START Given data
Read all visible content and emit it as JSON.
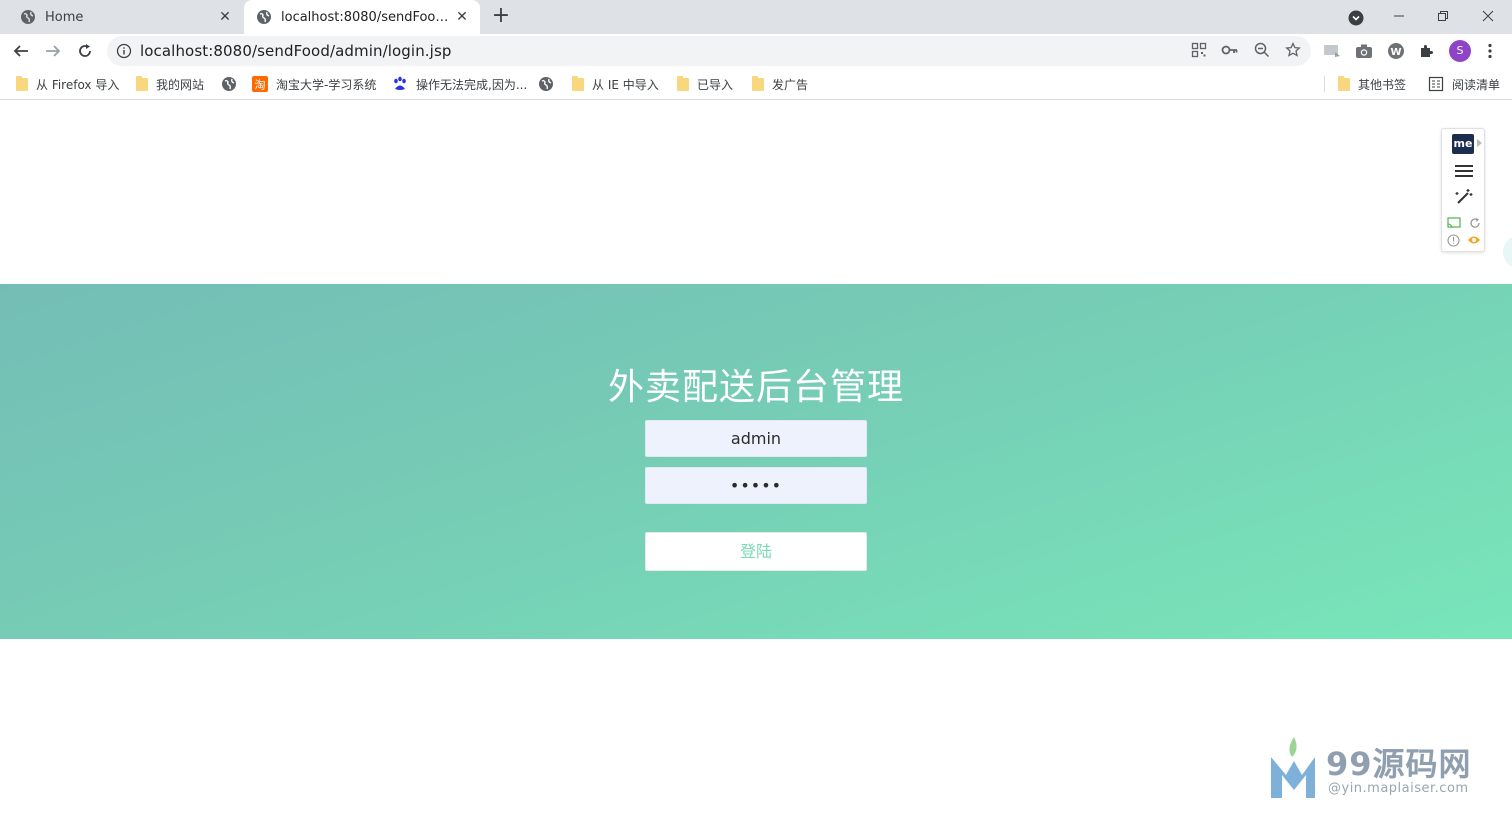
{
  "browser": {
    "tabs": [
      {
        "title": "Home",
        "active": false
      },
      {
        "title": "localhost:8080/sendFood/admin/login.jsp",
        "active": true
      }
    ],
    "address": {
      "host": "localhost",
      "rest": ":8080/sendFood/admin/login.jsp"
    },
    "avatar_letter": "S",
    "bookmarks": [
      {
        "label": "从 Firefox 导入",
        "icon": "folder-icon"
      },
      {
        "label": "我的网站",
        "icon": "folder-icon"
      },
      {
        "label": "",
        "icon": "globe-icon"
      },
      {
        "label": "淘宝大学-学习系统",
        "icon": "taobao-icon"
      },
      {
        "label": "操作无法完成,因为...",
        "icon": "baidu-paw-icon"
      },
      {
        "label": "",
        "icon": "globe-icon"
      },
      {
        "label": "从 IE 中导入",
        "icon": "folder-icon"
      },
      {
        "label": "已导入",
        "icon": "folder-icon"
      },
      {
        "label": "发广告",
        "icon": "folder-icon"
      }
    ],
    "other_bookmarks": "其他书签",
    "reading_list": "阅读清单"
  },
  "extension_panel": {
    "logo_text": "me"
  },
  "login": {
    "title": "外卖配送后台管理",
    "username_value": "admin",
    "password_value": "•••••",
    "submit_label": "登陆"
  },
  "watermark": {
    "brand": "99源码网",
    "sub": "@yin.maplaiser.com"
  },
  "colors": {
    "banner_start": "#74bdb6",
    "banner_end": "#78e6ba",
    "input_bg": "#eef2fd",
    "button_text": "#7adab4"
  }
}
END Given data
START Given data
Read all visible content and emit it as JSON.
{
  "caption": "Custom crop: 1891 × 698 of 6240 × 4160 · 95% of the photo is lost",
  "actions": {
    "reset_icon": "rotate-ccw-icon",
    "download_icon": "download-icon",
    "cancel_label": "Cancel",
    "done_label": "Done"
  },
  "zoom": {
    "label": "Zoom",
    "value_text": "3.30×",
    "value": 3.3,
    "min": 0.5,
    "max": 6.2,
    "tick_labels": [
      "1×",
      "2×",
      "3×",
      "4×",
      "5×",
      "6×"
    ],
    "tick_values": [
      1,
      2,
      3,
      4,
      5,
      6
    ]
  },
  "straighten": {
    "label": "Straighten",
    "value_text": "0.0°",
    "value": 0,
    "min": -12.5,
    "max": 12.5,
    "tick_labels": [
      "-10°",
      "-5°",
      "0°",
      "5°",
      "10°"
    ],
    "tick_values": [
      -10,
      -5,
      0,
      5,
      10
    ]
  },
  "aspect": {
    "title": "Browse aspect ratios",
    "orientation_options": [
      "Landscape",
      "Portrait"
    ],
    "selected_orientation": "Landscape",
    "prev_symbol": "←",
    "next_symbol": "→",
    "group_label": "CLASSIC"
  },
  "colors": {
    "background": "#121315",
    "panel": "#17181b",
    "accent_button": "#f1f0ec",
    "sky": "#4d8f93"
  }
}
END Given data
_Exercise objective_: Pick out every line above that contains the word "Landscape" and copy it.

_Solution for this exercise_:
      "Landscape",
    "selected_orientation": "Landscape",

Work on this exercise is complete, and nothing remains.